#### [Provided data]
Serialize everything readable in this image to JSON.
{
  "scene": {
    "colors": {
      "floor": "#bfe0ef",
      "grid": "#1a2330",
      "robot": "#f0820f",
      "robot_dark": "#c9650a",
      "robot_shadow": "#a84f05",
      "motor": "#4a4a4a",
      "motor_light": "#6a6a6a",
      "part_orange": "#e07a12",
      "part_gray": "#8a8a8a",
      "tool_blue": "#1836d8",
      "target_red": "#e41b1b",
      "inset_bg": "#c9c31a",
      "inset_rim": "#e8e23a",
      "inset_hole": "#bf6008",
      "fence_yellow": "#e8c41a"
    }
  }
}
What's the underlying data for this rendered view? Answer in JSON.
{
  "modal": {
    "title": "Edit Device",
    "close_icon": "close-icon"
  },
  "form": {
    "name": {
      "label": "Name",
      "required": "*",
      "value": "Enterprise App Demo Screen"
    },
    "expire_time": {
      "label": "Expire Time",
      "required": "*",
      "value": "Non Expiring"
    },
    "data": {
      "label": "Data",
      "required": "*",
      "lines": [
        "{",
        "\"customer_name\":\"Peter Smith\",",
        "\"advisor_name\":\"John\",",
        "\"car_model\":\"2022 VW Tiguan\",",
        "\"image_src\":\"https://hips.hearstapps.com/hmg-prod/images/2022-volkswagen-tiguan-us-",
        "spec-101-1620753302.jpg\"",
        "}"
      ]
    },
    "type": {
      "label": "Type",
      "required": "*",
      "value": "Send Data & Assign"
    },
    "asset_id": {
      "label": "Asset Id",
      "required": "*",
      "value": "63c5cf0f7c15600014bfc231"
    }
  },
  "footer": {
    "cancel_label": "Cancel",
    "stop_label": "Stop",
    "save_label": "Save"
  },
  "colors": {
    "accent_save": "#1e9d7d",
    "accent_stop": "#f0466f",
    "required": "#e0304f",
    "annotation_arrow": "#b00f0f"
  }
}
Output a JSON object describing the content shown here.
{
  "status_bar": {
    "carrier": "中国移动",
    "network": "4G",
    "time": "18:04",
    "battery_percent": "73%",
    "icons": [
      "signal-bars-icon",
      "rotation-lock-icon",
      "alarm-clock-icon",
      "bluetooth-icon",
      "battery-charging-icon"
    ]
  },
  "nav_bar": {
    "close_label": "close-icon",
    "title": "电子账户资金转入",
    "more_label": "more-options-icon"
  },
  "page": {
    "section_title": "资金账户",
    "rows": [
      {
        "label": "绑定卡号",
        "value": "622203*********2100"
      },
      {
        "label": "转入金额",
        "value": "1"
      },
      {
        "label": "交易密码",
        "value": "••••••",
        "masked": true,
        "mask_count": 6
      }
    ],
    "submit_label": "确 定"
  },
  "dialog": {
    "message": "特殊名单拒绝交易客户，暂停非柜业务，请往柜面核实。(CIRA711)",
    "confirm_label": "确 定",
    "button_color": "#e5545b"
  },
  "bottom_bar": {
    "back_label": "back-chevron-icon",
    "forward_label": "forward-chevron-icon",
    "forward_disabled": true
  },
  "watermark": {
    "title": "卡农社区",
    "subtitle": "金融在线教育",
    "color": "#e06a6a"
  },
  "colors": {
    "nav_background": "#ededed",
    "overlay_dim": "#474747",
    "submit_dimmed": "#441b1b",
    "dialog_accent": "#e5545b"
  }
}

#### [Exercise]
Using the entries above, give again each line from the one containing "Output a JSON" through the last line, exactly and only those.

#### [Task response]
Output a JSON object describing the content shown here.
{
  "status_bar": {
    "carrier": "中国移动",
    "network": "4G",
    "time": "18:04",
    "battery_percent": "73%",
    "icons": [
      "signal-bars-icon",
      "rotation-lock-icon",
      "alarm-clock-icon",
      "bluetooth-icon",
      "battery-charging-icon"
    ]
  },
  "nav_bar": {
    "close_label": "close-icon",
    "title": "电子账户资金转入",
    "more_label": "more-options-icon"
  },
  "page": {
    "section_title": "资金账户",
    "rows": [
      {
        "label": "绑定卡号",
        "value": "622203*********2100"
      },
      {
        "label": "转入金额",
        "value": "1"
      },
      {
        "label": "交易密码",
        "value": "••••••",
        "masked": true,
        "mask_count": 6
      }
    ],
    "submit_label": "确 定"
  },
  "dialog": {
    "message": "特殊名单拒绝交易客户，暂停非柜业务，请往柜面核实。(CIRA711)",
    "confirm_label": "确 定",
    "button_color": "#e5545b"
  },
  "bottom_bar": {
    "back_label": "back-chevron-icon",
    "forward_label": "forward-chevron-icon",
    "forward_disabled": true
  },
  "watermark": {
    "title": "卡农社区",
    "subtitle": "金融在线教育",
    "color": "#e06a6a"
  },
  "colors": {
    "nav_background": "#ededed",
    "overlay_dim": "#474747",
    "submit_dimmed": "#441b1b",
    "dialog_accent": "#e5545b"
  }
}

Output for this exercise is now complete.